Ahmad Hasanat isn’t one for making career choices based on movies.
“My main motivation wasn’t Indiana Jones,” he said, discussing his professional origin story over cups of fresh brewed tea, steaming against Petra’s cold January air. Instead, Hasanat’s reason for becoming an archaeologist was simple: “I fell in love with this thing.”
Growing up amongst the ruins of an ancient society, Hasanat found himself wondering about the culture and religious practices of the Nabataeans who once inhabited Petra. His childhood fascination grew stronger as he grew older, pushing him to earn a degree in archaeology from Al Hussein Bin Talal University, and eventually to a job within Petra working for the Temple of the Winged Lions Cultural Resource Management (TWLCRM) Initiative.
Though Hasanat was a local and experienced archaeologist, finding a job within Petra was not easy. He approached the TWLCRM because of the project’s reputation for hiring locally, and applied for work with as much enthusiasm as he could muster. “Actually, I kept calling Chris for 15 times,” he said, laughing at the memory of his appeal to former project director Christopher Tuttle, now Executive Director of the Council of American Overseas Research Centers.
Hasanat says that most people who work in Petra probably have wealthy relatives or other advantages which helped them secure their jobs. Given this, he was thrilled when the TWLCRM Initiative hired him. “I was working in the site where I belonged,” he explained. “I feel I belong for the site, for Petra.”
Hasanat’s modesty hides keen talent and steady competence. Before his tenure at the TWLCRM, he worked with archaeologist Thomas Levy of the University of California, San Diego, and mastered complex computer and digital technologies that he subsequently used to support the work of the TWLCRM. Several animations of Hasanat’s three-dimensional computerized models of the temple’s architecture feature prominently on the TWLCRM Facebook page.

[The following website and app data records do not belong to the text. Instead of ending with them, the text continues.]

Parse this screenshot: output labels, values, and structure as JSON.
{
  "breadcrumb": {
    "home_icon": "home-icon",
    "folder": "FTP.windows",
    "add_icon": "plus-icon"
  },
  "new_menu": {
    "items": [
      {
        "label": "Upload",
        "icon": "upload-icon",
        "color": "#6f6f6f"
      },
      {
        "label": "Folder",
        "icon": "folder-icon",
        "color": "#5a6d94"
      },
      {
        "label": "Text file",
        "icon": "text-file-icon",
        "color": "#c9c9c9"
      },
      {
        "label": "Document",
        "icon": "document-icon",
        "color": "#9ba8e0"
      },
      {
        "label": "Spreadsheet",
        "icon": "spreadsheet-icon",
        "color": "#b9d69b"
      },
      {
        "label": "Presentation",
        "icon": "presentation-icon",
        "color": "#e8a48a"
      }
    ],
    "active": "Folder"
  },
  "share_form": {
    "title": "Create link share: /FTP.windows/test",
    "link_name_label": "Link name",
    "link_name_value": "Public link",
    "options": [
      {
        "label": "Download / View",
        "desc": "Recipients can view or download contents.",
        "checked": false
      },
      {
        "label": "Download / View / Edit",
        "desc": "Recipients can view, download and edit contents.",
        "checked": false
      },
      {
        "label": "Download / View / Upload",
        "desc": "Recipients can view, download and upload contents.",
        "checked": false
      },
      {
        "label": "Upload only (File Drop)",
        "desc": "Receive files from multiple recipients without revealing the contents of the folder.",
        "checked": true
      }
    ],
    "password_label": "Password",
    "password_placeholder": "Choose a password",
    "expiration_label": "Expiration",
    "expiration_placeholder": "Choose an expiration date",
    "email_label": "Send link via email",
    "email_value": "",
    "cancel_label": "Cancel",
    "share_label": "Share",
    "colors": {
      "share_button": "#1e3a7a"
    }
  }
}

Though the TWLCRM Initiative allowed him to achieve his dream of working on an archaeological project within Petra, Hasanat found himself harboring a secret passion: photography. He began taking pictures of Petra with a small, low-resolution camera phone and quickly fell in love. But he knew he needed a real camera. “I came to Chris and asked him where to get a new camera,” remembered Hasanat, “I was interested to take photos for TWLCRM.” Tuttle told him to find out everything he could about camera brands, bodies, and lenses. So Hasanat searched, learning about the art of photography and how best to capture the beautiful but challenging Petra landscape. When Hasanat chose a camera and showed it to Tuttle on his laptop, Tuttle simply clicked “purchase” on the screen, buying a new camera for the project at Hasanat’s recommendation. “He just ordered that camera without any comment,” said Hasanat.
Tuttle’s decision was not a mistake. Hasanat’s photographs helped document both the work on site and the bright alien beauty of the surrounding landscape. His photography, in addition to receiving numerous “likes” on the TWLCRM Facebook page, earned him first place in the Archaeological Institute of America’s fieldwork photo contest in 2013. He currently showcases his work on his own website, Memories of Wadi Musa, where visitors can experience the remote but awesome beauty of Petra through his photographs.
Hasanat left the TWLCRM Initiative in 2013 to work as a Computer-Aided Design Engineer at the FalconVIZ project, funded by the the King Abdullah University of Science and Technology (KAUST) in Saudi Arabia, and recently returned to Jordan to work for the Petra Archaeological Park as a photographer. He credits the TWLCRM with providing him with the training and skills that helped further his career and, in turn, the project applauds the many ways he contributed to the mission of the TWLCRM Initiative.
Written by Sarah Oeffler